It seemed like just another beautiful summer Sunday morning. I awoke with the sun streaming through our bedroom window.

I slowly sat up and then I noticed it: virtually my entire body was covered in red welts.


My dress code for sleeping during the warm weather might be characterized as "minimal" so I discovered the rash was practically everywhere.


I awoke my wife, Joy, who was equally as shocked; her skin, however, was untouched by the rash.


"Did you eat anything unusual yesterday?" she asked me.


I couldn't think of anything out of the ordinary. In fact, our Saturday menu had been really quite average - no exotic shellfish, no steaks made from wild boar. We got up and wandered around the house looking for the answer.

We eventually arrived in the laundry room; Joy picked up a newly opened bottle of "No Name" fabric softener.


"What's this?" she asked.


The previous day I had volunteered to do some shopping and had selected "No Name" as an economical alternative to the more expensive brands.

I had also loaded the washing machine and had added plenty of the new fabric softener.


We determined that this was the cause of my unpleasant-looking red skin: immediately we tossed it out and later returned to the bottle with the little teddy bear on the label for our family laundry.

But - what's with the "No Name" brand anyway?


I don't mean to pick on "No Name" just because its fabric softener tormented me and ignored my wife.

"No Name" is the ultimate in generic marketing: no personality, no cachet, no image: just a variety of products at a very reasonable price.


Can anyone experience any sense of pride labouring at a plant that manufactures "No Name" margarine, for example? What about the shipper who busily loads a truck with boxes of "No Name" ketchup?

All people, I believe, are "wired" for recognition, to be acknowledged and appreciated.


We need to have a purpose in life, a reason for being on Earth. In fact, during the time of Stalin, many political prisoners would be ordered to dig a ditch - often through permafrost - which they would immediately fill in, over and over again.

These prisoners would eventually become totally demoralized having accomplished such a meaningless task.

While much of our life can be mundane -shopping, commuting, paying the bills, cooking meals, and doing the laundry (with brand-name fabric softener, of course) - we still long for a motive for our lives, something to be passionate about.


The Bible says, "I [Jesus] have come that you may have life and have it more abundantly."

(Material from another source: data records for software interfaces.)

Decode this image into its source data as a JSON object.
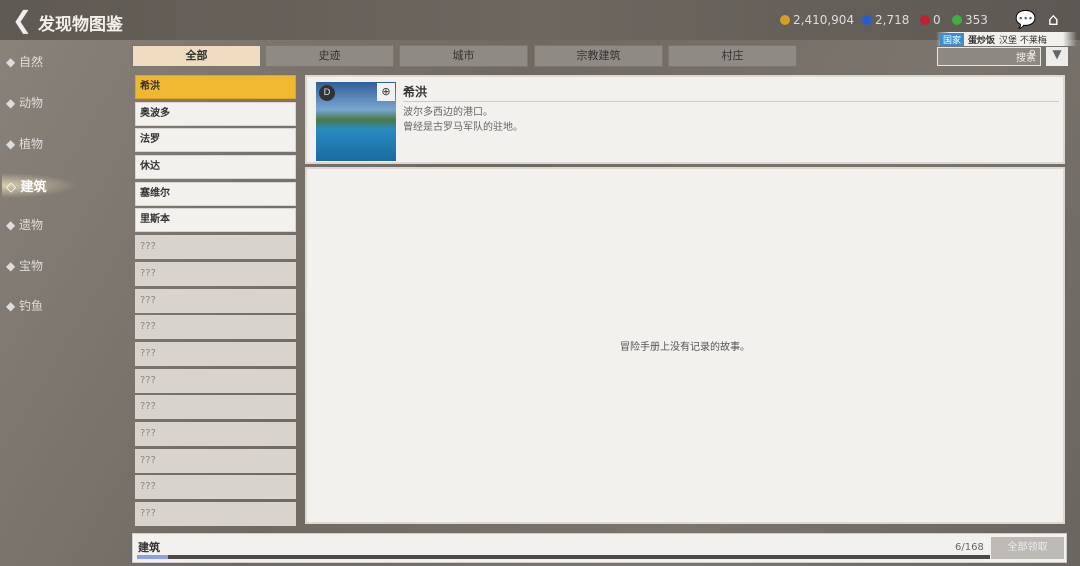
{
  "header": {
    "title": "发现物图鉴",
    "resources": [
      {
        "name": "gold",
        "value": "2,410,904",
        "color": "#d4a020"
      },
      {
        "name": "gem",
        "value": "2,718",
        "color": "#2a5cd0"
      },
      {
        "name": "ruby",
        "value": "0",
        "color": "#c02030"
      },
      {
        "name": "energy",
        "value": "353",
        "color": "#40b040"
      }
    ],
    "server": {
      "tag": "国家",
      "name": "蛋炒饭",
      "extra": "汉堡 不莱梅"
    }
  },
  "sidebar": [
    "自然",
    "动物",
    "植物",
    "建筑",
    "遗物",
    "宝物",
    "钓鱼"
  ],
  "sidebar_active": 3,
  "tabs": [
    "全部",
    "史迹",
    "城市",
    "宗教建筑",
    "村庄"
  ],
  "search": {
    "placeholder": "搜索"
  },
  "list": [
    "希洪",
    "奥波多",
    "法罗",
    "休达",
    "塞维尔",
    "里斯本",
    "???",
    "???",
    "???",
    "???",
    "???",
    "???",
    "???",
    "???",
    "???",
    "???",
    "???"
  ],
  "detail": {
    "name": "希洪",
    "desc1": "波尔多西边的港口。",
    "desc2": "曾经是古罗马军队的驻地。",
    "story": "冒险手册上没有记录的故事。"
  },
  "footer": {
    "label": "建筑",
    "count": "6/168",
    "progress": 0.036,
    "claim": "全部领取"
  }
}
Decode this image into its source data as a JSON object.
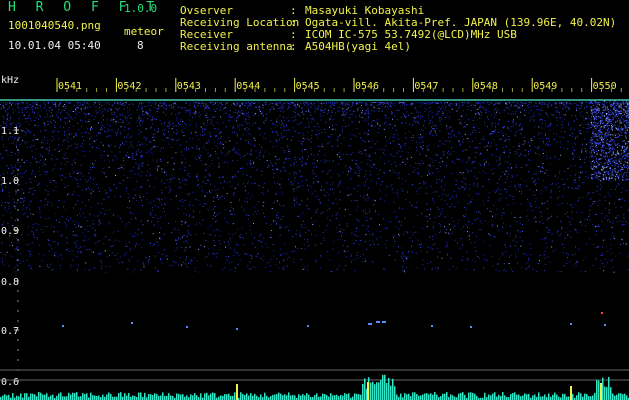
{
  "header": {
    "app_name": "H R O F F T",
    "version": "1.0.0",
    "filename": "1001040540.png",
    "datetime": "10.01.04 05:40",
    "meteor_label": "meteor",
    "meteor_count": "8"
  },
  "info": [
    {
      "key": "Ovserver",
      "value": "Masayuki Kobayashi"
    },
    {
      "key": "Receiving Location",
      "value": "Ogata-vill. Akita-Pref. JAPAN (139.96E, 40.02N)"
    },
    {
      "key": "Receiver",
      "value": "ICOM IC-575 53.7492(@LCD)MHz USB"
    },
    {
      "key": "Receiving antenna",
      "value": "A504HB(yagi 4el)"
    }
  ],
  "separator": ":",
  "axis": {
    "unit": "kHz",
    "time_ticks": [
      "0541",
      "0542",
      "0543",
      "0544",
      "0545",
      "0546",
      "0547",
      "0548",
      "0549",
      "0550"
    ],
    "freq_ticks": [
      "1.1",
      "1.0",
      "0.9",
      "0.8",
      "0.7",
      "0.6"
    ]
  },
  "colors": {
    "text_green": "#22e07a",
    "text_yellow": "#f2f24a",
    "marker_line": "#4ff0d0",
    "noise": "#2a3cff",
    "grid": "#8a8a8a"
  }
}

It also alerts us to his presence when we trust in him: "I am with you always, even to the end of the world."


Christ, who was perfect, accepted death on a cross to take away your sins once and for all, and he rose from the dead, proving the power of God - and he lives today!


Perhaps you are familiar with John 3:16, the best-known Bible verse: "For God so loved the world that he gave his only son, that whoever believes in him should not perish but have eternal life."


Why not call on him today?

Last updated Mar. 25th, 2009 at 11:13am by Simon Gibson